In our ever-diverse world, the imperative of crafting spaces accessible to all cannot be overemphasised. Beyond moral obligation, it's a legal and societal duty to ensure our constructed environment is inclusive and accommodating. In the UK, the Equality Act of 2010 stipulates that reasonable adjustments must be made to ensure equal access for persons with disabilities. As an architectural practice, our commitment goes beyond mere compliance to forge spaces that genuinely enrich everyone's quality of life.
Above: Our Darley Dale Extra-Care scheme
We have worked on a number of Extra Care projects with specialty in accessible and DDA compliant designs for a varying degree of required assistance. As Architects, we hold a moral responsibility to ensure our designs are both practical as well as aesthetically pleasing.
Interesting Fact: The UK's Disability Discrimination Act (DDA) of 1995 marked a significant stride towards improving accessibility. It mandated service providers to make "reasonable adjustments" for accommodating individuals with disabilities. This paved the way for the more comprehensive Equality Act of 2010.
To actualise this, we seamlessly integrate accessibility features from inception. Did you know that incorporating universal design principles not only benefits people with disabilities, but the broader public as well? For example, a wheelchair-accessible ramp can also serve parents with prams or individuals transporting heavy loads. This inclusive approach ensures our designs are versatile, catering to a wide array of needs.
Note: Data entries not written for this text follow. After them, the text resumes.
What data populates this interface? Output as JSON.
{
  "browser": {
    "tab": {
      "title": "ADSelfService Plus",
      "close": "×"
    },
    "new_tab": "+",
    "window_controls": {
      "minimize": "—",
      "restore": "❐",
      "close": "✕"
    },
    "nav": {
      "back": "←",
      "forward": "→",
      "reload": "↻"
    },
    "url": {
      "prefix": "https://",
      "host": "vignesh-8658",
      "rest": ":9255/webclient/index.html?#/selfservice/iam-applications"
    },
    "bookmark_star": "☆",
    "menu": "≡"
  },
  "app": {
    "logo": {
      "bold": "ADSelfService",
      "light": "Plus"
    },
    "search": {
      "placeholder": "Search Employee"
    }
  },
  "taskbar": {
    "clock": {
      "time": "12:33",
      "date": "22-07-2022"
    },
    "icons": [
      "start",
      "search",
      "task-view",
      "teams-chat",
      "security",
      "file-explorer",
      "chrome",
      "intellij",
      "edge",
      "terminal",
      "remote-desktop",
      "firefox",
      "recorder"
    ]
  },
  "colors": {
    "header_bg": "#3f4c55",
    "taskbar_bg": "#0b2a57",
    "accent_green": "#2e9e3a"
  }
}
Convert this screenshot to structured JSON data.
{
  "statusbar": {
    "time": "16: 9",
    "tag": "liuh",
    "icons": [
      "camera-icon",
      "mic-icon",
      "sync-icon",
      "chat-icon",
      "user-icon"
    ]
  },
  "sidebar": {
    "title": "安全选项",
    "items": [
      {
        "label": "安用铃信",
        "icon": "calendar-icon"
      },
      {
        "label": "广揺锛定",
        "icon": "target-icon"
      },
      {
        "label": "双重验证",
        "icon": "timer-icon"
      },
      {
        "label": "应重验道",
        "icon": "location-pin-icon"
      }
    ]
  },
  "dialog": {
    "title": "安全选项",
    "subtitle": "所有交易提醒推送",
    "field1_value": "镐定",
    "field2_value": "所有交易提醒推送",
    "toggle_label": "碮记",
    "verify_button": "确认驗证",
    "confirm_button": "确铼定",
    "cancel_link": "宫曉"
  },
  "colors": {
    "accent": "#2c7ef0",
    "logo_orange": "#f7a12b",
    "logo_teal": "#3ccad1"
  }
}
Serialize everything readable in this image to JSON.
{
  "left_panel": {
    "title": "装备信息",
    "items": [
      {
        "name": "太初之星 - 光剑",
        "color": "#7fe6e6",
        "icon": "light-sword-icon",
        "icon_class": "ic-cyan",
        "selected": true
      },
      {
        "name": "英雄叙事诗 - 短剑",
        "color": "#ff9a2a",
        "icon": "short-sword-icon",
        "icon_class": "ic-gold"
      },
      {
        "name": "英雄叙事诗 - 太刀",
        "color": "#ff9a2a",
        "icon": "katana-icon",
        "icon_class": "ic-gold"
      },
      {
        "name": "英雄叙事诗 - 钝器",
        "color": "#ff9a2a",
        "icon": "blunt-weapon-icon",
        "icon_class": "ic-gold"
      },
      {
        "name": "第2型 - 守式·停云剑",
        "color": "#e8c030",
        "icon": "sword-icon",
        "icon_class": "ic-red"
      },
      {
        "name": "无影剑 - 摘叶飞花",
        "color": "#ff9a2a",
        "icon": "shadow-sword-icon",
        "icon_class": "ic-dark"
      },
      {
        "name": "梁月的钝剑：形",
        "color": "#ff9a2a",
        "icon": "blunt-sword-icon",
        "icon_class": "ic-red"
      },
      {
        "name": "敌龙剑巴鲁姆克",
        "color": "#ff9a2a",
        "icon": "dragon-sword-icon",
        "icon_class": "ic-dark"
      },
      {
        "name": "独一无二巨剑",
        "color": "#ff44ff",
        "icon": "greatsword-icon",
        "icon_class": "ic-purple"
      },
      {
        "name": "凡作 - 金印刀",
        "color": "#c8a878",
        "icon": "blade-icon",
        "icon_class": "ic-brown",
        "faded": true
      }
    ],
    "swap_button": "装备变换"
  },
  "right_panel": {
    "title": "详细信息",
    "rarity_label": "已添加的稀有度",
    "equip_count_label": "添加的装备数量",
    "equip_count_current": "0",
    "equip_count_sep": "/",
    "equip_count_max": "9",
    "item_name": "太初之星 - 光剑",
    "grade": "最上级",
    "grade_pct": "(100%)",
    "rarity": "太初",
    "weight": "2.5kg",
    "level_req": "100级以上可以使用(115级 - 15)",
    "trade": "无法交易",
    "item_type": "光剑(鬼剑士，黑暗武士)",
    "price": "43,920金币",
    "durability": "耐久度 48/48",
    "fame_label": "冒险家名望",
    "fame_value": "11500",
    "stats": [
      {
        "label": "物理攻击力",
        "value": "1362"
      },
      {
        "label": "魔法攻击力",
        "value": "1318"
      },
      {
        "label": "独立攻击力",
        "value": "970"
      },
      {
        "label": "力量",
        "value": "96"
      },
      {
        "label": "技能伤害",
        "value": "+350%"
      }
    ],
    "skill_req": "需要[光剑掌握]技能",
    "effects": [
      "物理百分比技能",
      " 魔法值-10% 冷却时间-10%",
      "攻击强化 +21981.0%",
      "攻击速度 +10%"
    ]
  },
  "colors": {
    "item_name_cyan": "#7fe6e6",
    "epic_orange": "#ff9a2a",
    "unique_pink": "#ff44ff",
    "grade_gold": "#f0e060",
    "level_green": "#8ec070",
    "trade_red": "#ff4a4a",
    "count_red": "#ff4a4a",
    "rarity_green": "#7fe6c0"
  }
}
Our dedication to accessibility extends even to sensory experiences. We consider facets like acoustics, lighting, and wayfinding, crafting spaces comfortable and instinctive for all. By collaborating with specialists and stakeholders, we're committed to shaping environments where no one is left behind. By emphasising accessibility and adhering to UK planning permissions, we contribute to a world where every individual can partake fully and relish the advantages of well-constructed spaces.